»»
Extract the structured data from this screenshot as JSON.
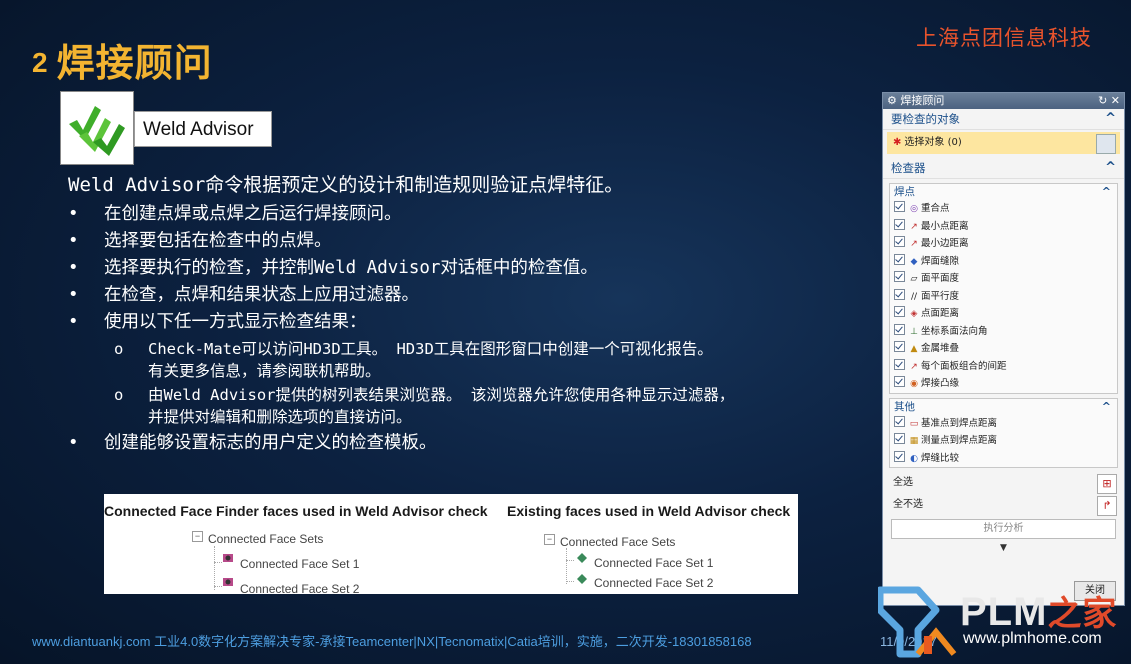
{
  "slide": {
    "title_num": "2",
    "title": "焊接顾问",
    "company": "上海点团信息科技",
    "logo_label": "Weld Advisor",
    "intro": "Weld Advisor命令根据预定义的设计和制造规则验证点焊特征。",
    "bullets": [
      "在创建点焊或点焊之后运行焊接顾问。",
      "选择要包括在检查中的点焊。",
      "选择要执行的检查，并控制Weld Advisor对话框中的检查值。",
      "在检查，点焊和结果状态上应用过滤器。",
      "使用以下任一方式显示检查结果："
    ],
    "sub_bullets": [
      {
        "line1": "Check-Mate可以访问HD3D工具。 HD3D工具在图形窗口中创建一个可视化报告。",
        "line2": "有关更多信息，请参阅联机帮助。"
      },
      {
        "line1": "由Weld Advisor提供的树列表结果浏览器。 该浏览器允许您使用各种显示过滤器，",
        "line2": "并提供对编辑和删除选项的直接访问。"
      }
    ],
    "last_bullet": "创建能够设置标志的用户定义的检查模板。",
    "bullet_glyph": "•",
    "sub_glyph": "o"
  },
  "tree_image": {
    "left_header": "Connected Face Finder faces used in Weld Advisor check",
    "right_header": "Existing faces used in Weld Advisor check",
    "left_root": "Connected Face Sets",
    "left_items": [
      "Connected Face Set 1",
      "Connected Face Set 2"
    ],
    "right_root": "Connected Face Sets",
    "right_items": [
      "Connected Face Set 1",
      "Connected Face Set 2"
    ]
  },
  "dialog": {
    "title": "焊接顾问",
    "section_objects": "要检查的对象",
    "select_label": "选择对象 (0)",
    "section_checkers": "检查器",
    "group_weld": "焊点",
    "weld_checks": [
      "重合点",
      "最小点距离",
      "最小边距离",
      "焊面缝隙",
      "面平面度",
      "面平行度",
      "点面距离",
      "坐标系面法向角",
      "金属堆叠",
      "每个面板组合的间距",
      "焊接凸缘"
    ],
    "group_other": "其他",
    "other_checks": [
      "基准点到焊点距离",
      "测量点到焊点距离",
      "焊缝比较"
    ],
    "select_all": "全选",
    "select_none": "全不选",
    "run_analysis": "执行分析",
    "close": "关闭"
  },
  "footer": {
    "text": "www.diantuankj.com 工业4.0数字化方案解决专家-承接Teamcenter|NX|Tecnomatix|Catia培训，实施，二次开发-18301858168",
    "date": "11/9/2017"
  },
  "brand": {
    "plm": "PLM",
    "cn": "之家",
    "url": "www.plmhome.com"
  },
  "colors": {
    "title": "#f3b431",
    "company": "#e8532c",
    "footer": "#4d9ee0",
    "accent_blue": "#1b4f8a"
  }
}
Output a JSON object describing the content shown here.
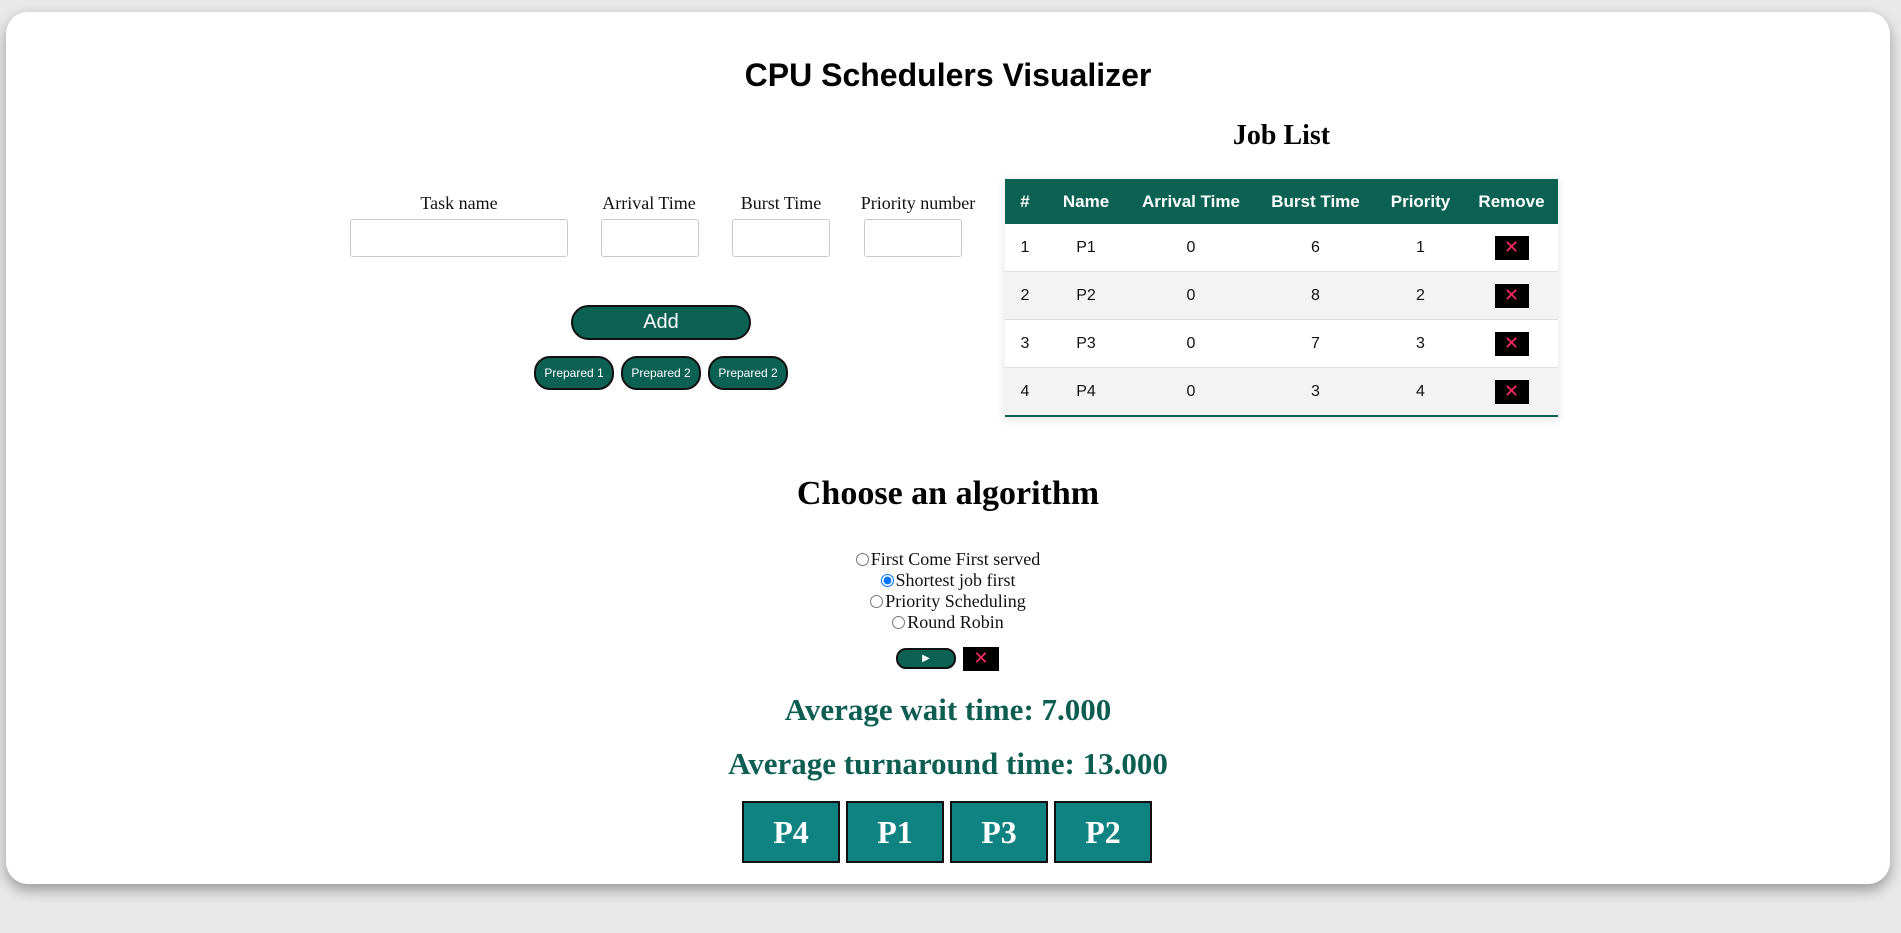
{
  "header": {
    "title": "CPU Schedulers Visualizer"
  },
  "form": {
    "task_name_label": "Task name",
    "arrival_time_label": "Arrival Time",
    "burst_time_label": "Burst Time",
    "priority_label": "Priority number",
    "task_name_value": "",
    "arrival_time_value": "",
    "burst_time_value": "",
    "priority_value": "",
    "add_label": "Add",
    "prepared": [
      "Prepared 1",
      "Prepared 2",
      "Prepared 2"
    ]
  },
  "job_list": {
    "title": "Job List",
    "columns": [
      "#",
      "Name",
      "Arrival Time",
      "Burst Time",
      "Priority",
      "Remove"
    ],
    "rows": [
      {
        "index": "1",
        "name": "P1",
        "arrival": "0",
        "burst": "6",
        "priority": "1"
      },
      {
        "index": "2",
        "name": "P2",
        "arrival": "0",
        "burst": "8",
        "priority": "2"
      },
      {
        "index": "3",
        "name": "P3",
        "arrival": "0",
        "burst": "7",
        "priority": "3"
      },
      {
        "index": "4",
        "name": "P4",
        "arrival": "0",
        "burst": "3",
        "priority": "4"
      }
    ],
    "remove_glyph": "✕"
  },
  "algorithm": {
    "title": "Choose an algorithm",
    "options": [
      {
        "label": "First Come First served",
        "selected": false
      },
      {
        "label": "Shortest job first",
        "selected": true
      },
      {
        "label": "Priority Scheduling",
        "selected": false
      },
      {
        "label": "Round Robin",
        "selected": false
      }
    ],
    "run_glyph": "▶",
    "clear_glyph": "✕"
  },
  "results": {
    "avg_wait": "Average wait time: 7.000",
    "avg_turnaround": "Average turnaround time: 13.000",
    "gantt": [
      "P4",
      "P1",
      "P3",
      "P2"
    ]
  },
  "colors": {
    "primary": "#0b6152",
    "gantt_block": "#0e8382",
    "remove_x": "#ff2a5d",
    "stat_text": "#0d5e52"
  }
}
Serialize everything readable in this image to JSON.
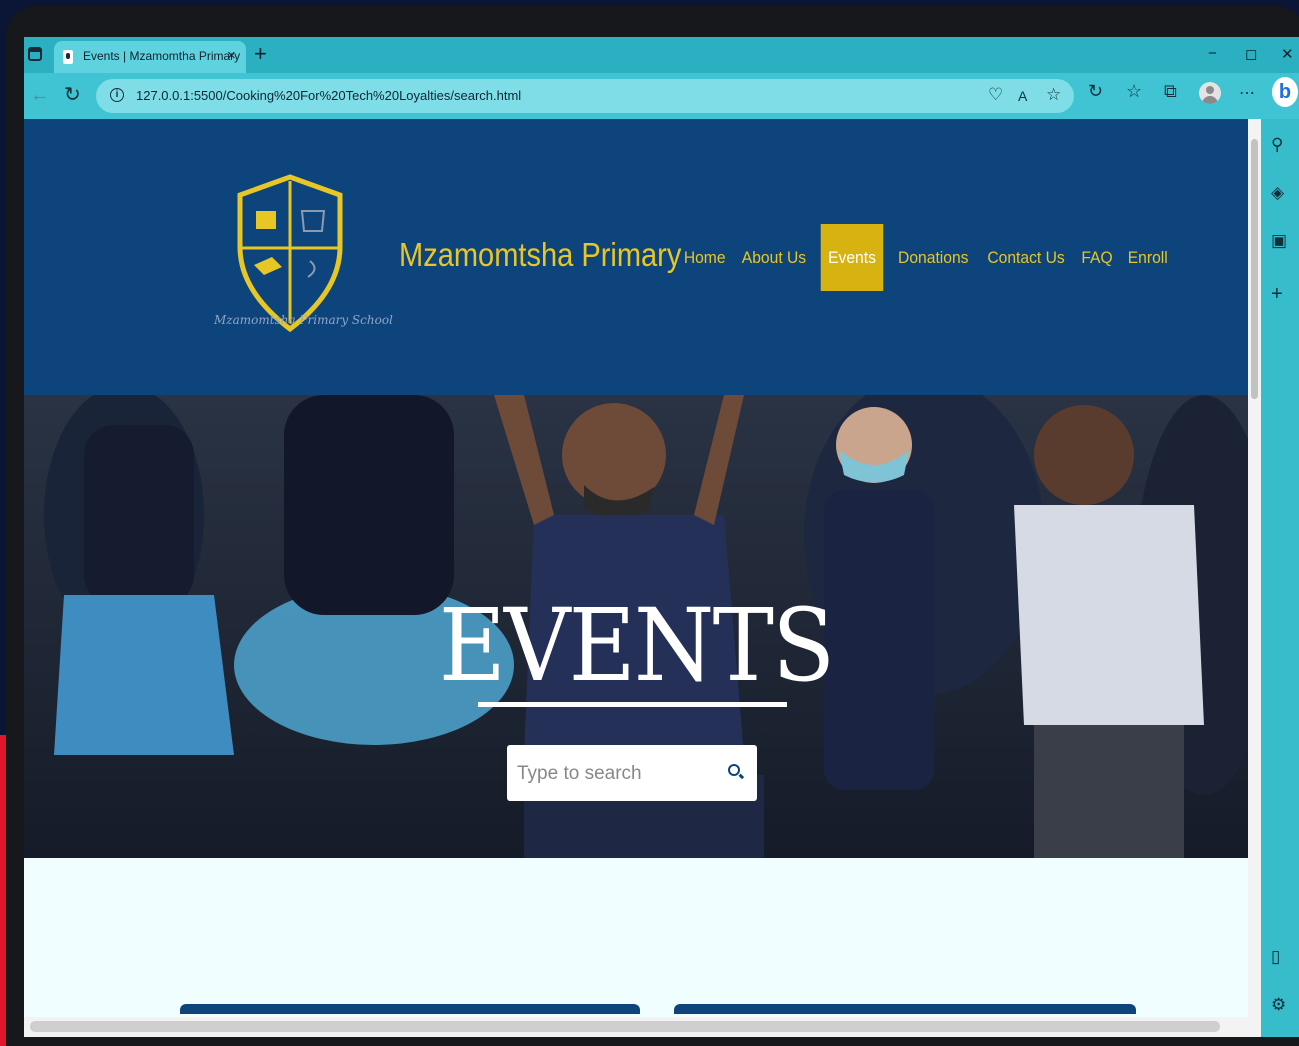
{
  "browser": {
    "tab_title": "Events | Mzamomtha Primary",
    "tab_close": "×",
    "new_tab": "+",
    "url": "127.0.0.1:5500/Cooking%20For%20Tech%20Loyalties/search.html",
    "window_minimize": "−",
    "window_restore": "◻",
    "window_close": "✕",
    "bing_label": "b"
  },
  "header": {
    "logo_caption": "Mzamomtsha Primary School",
    "brand": "Mzamomtsha Primary",
    "nav": [
      "Home",
      "About Us",
      "Events",
      "Donations",
      "Contact Us",
      "FAQ",
      "Enroll"
    ],
    "active_nav": "Events"
  },
  "hero": {
    "title": "EVENTS",
    "search_placeholder": "Type to search"
  },
  "colors": {
    "header_bg": "#0e447c",
    "brand_yellow": "#e7c625",
    "active_nav_bg": "#d7b312",
    "browser_chrome": "#35b9c9"
  }
}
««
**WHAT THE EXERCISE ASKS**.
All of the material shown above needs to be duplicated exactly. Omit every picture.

**RESPONSE TO THE EXERCISE**.
Extract the structured data from this screenshot as JSON.
{
  "slide": {
    "title_num": "2",
    "title": "焊接顾问",
    "company": "上海点团信息科技",
    "logo_label": "Weld Advisor",
    "intro": "Weld Advisor命令根据预定义的设计和制造规则验证点焊特征。",
    "bullets": [
      "在创建点焊或点焊之后运行焊接顾问。",
      "选择要包括在检查中的点焊。",
      "选择要执行的检查，并控制Weld Advisor对话框中的检查值。",
      "在检查，点焊和结果状态上应用过滤器。",
      "使用以下任一方式显示检查结果："
    ],
    "sub_bullets": [
      {
        "line1": "Check-Mate可以访问HD3D工具。 HD3D工具在图形窗口中创建一个可视化报告。",
        "line2": "有关更多信息，请参阅联机帮助。"
      },
      {
        "line1": "由Weld Advisor提供的树列表结果浏览器。 该浏览器允许您使用各种显示过滤器，",
        "line2": "并提供对编辑和删除选项的直接访问。"
      }
    ],
    "last_bullet": "创建能够设置标志的用户定义的检查模板。",
    "bullet_glyph": "•",
    "sub_glyph": "o"
  },
  "tree_image": {
    "left_header": "Connected Face Finder faces used in Weld Advisor check",
    "right_header": "Existing faces used in Weld Advisor check",
    "left_root": "Connected Face Sets",
    "left_items": [
      "Connected Face Set 1",
      "Connected Face Set 2"
    ],
    "right_root": "Connected Face Sets",
    "right_items": [
      "Connected Face Set 1",
      "Connected Face Set 2"
    ]
  },
  "dialog": {
    "title": "焊接顾问",
    "section_objects": "要检查的对象",
    "select_label": "选择对象 (0)",
    "section_checkers": "检查器",
    "group_weld": "焊点",
    "weld_checks": [
      "重合点",
      "最小点距离",
      "最小边距离",
      "焊面缝隙",
      "面平面度",
      "面平行度",
      "点面距离",
      "坐标系面法向角",
      "金属堆叠",
      "每个面板组合的间距",
      "焊接凸缘"
    ],
    "group_other": "其他",
    "other_checks": [
      "基准点到焊点距离",
      "测量点到焊点距离",
      "焊缝比较"
    ],
    "select_all": "全选",
    "select_none": "全不选",
    "run_analysis": "执行分析",
    "close": "关闭"
  },
  "footer": {
    "text": "www.diantuankj.com 工业4.0数字化方案解决专家-承接Teamcenter|NX|Tecnomatix|Catia培训，实施，二次开发-18301858168",
    "date": "11/9/2017"
  },
  "brand": {
    "plm": "PLM",
    "cn": "之家",
    "url": "www.plmhome.com"
  },
  "colors": {
    "title": "#f3b431",
    "company": "#e8532c",
    "footer": "#4d9ee0",
    "accent_blue": "#1b4f8a"
  }
}
Output a JSON object describing the content shown here.
{
  "header": {
    "title": "CPU Schedulers Visualizer"
  },
  "form": {
    "task_name_label": "Task name",
    "arrival_time_label": "Arrival Time",
    "burst_time_label": "Burst Time",
    "priority_label": "Priority number",
    "task_name_value": "",
    "arrival_time_value": "",
    "burst_time_value": "",
    "priority_value": "",
    "add_label": "Add",
    "prepared": [
      "Prepared 1",
      "Prepared 2",
      "Prepared 2"
    ]
  },
  "job_list": {
    "title": "Job List",
    "columns": [
      "#",
      "Name",
      "Arrival Time",
      "Burst Time",
      "Priority",
      "Remove"
    ],
    "rows": [
      {
        "index": "1",
        "name": "P1",
        "arrival": "0",
        "burst": "6",
        "priority": "1"
      },
      {
        "index": "2",
        "name": "P2",
        "arrival": "0",
        "burst": "8",
        "priority": "2"
      },
      {
        "index": "3",
        "name": "P3",
        "arrival": "0",
        "burst": "7",
        "priority": "3"
      },
      {
        "index": "4",
        "name": "P4",
        "arrival": "0",
        "burst": "3",
        "priority": "4"
      }
    ],
    "remove_glyph": "✕"
  },
  "algorithm": {
    "title": "Choose an algorithm",
    "options": [
      {
        "label": "First Come First served",
        "selected": false
      },
      {
        "label": "Shortest job first",
        "selected": true
      },
      {
        "label": "Priority Scheduling",
        "selected": false
      },
      {
        "label": "Round Robin",
        "selected": false
      }
    ],
    "run_glyph": "▶",
    "clear_glyph": "✕"
  },
  "results": {
    "avg_wait": "Average wait time: 7.000",
    "avg_turnaround": "Average turnaround time: 13.000",
    "gantt": [
      "P4",
      "P1",
      "P3",
      "P2"
    ]
  },
  "colors": {
    "primary": "#0b6152",
    "gantt_block": "#0e8382",
    "remove_x": "#ff2a5d",
    "stat_text": "#0d5e52"
  }
}
Serialize everything readable in this image to JSON.
{
  "browser": {
    "tab_title": "Events | Mzamomtha Primary",
    "tab_close": "×",
    "new_tab": "+",
    "url": "127.0.0.1:5500/Cooking%20For%20Tech%20Loyalties/search.html",
    "window_minimize": "−",
    "window_restore": "◻",
    "window_close": "✕",
    "bing_label": "b"
  },
  "header": {
    "logo_caption": "Mzamomtsha Primary School",
    "brand": "Mzamomtsha Primary",
    "nav": [
      "Home",
      "About Us",
      "Events",
      "Donations",
      "Contact Us",
      "FAQ",
      "Enroll"
    ],
    "active_nav": "Events"
  },
  "hero": {
    "title": "EVENTS",
    "search_placeholder": "Type to search"
  },
  "colors": {
    "header_bg": "#0e447c",
    "brand_yellow": "#e7c625",
    "active_nav_bg": "#d7b312",
    "browser_chrome": "#35b9c9"
  }
}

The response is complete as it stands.